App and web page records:

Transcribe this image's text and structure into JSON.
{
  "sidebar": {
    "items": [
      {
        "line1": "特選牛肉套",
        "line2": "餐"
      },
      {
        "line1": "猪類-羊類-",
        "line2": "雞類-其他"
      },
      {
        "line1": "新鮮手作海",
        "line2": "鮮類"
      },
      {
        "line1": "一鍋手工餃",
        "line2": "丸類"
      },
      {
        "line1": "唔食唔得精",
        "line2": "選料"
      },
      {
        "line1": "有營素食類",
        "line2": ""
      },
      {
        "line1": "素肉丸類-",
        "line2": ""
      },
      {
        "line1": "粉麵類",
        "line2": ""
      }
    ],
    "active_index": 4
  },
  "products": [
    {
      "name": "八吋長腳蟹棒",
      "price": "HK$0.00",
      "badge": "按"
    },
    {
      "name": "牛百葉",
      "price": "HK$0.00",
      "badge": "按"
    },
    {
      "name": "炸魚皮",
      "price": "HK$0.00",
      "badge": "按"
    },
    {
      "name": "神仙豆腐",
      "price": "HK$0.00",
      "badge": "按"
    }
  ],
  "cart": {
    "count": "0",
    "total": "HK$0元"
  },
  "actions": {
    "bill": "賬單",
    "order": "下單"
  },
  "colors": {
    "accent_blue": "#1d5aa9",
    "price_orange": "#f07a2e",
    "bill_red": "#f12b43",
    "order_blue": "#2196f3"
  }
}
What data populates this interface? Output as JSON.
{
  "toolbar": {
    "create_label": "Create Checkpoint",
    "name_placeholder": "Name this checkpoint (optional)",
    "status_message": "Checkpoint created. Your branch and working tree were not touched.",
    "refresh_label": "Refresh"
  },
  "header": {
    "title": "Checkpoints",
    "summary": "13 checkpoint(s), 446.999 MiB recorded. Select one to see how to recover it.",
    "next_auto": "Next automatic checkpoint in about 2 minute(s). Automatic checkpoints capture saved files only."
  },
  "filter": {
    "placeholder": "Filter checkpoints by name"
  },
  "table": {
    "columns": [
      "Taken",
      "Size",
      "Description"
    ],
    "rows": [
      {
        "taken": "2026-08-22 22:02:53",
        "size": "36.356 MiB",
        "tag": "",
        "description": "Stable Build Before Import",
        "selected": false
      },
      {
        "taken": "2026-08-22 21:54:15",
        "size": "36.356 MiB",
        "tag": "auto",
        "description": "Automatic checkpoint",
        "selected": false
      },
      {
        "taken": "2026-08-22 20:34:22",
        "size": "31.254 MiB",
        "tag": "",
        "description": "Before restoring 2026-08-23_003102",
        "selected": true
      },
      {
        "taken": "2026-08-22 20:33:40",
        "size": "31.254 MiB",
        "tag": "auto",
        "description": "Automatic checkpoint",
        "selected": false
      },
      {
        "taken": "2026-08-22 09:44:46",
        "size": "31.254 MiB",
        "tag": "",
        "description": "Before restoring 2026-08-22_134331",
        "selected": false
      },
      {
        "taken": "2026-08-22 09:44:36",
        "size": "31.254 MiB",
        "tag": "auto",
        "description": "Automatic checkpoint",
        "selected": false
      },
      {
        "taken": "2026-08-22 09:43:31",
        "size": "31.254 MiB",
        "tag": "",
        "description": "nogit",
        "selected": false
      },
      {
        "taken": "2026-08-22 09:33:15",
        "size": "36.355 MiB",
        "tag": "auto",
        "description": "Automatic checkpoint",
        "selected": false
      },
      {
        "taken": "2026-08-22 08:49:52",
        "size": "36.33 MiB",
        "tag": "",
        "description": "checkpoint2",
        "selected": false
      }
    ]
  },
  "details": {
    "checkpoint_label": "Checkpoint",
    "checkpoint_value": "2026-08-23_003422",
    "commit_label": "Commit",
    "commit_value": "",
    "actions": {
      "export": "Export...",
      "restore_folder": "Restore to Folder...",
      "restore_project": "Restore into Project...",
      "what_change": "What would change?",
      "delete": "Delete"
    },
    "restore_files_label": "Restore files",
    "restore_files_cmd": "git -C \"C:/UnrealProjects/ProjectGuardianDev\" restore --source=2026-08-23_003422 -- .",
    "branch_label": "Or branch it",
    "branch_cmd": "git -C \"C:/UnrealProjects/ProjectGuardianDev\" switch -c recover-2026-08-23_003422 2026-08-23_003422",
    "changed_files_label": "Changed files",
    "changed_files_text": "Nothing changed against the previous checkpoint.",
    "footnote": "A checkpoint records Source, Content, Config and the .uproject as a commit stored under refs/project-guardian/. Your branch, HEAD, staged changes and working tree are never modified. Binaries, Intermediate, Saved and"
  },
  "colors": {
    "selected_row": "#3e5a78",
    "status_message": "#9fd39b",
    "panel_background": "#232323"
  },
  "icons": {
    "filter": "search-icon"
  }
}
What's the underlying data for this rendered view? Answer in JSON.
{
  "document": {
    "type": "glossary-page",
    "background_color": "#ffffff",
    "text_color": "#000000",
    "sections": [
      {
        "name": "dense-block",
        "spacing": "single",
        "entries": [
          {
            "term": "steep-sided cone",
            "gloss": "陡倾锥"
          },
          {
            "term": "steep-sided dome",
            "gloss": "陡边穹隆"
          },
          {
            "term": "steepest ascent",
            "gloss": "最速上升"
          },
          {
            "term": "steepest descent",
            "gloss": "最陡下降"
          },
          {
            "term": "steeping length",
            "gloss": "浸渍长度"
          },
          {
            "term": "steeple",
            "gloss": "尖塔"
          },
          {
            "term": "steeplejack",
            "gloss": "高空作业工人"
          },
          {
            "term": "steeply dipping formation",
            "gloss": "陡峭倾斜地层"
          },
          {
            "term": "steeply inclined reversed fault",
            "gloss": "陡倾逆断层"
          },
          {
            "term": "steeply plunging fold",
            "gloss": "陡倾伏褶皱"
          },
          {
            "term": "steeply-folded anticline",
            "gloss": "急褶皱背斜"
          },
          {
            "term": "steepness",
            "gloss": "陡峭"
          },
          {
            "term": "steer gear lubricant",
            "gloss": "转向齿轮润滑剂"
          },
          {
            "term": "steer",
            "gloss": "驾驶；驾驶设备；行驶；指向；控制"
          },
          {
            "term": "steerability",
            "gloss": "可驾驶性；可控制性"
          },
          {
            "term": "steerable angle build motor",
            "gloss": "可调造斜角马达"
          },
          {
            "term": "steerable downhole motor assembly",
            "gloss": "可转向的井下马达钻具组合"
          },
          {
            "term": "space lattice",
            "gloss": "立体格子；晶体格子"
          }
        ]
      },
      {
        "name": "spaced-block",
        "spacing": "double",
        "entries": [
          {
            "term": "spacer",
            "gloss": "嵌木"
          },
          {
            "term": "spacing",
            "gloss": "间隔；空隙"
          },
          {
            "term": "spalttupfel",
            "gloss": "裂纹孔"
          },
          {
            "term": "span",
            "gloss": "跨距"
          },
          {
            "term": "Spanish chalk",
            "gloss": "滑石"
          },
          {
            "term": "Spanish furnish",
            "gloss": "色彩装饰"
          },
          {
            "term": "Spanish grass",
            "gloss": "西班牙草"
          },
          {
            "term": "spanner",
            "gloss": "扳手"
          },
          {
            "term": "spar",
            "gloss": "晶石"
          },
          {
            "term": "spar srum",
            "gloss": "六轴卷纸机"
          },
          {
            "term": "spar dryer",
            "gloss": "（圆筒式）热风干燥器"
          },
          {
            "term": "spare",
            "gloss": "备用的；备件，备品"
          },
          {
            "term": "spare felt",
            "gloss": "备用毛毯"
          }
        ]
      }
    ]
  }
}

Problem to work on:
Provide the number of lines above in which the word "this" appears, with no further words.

Answer area:
4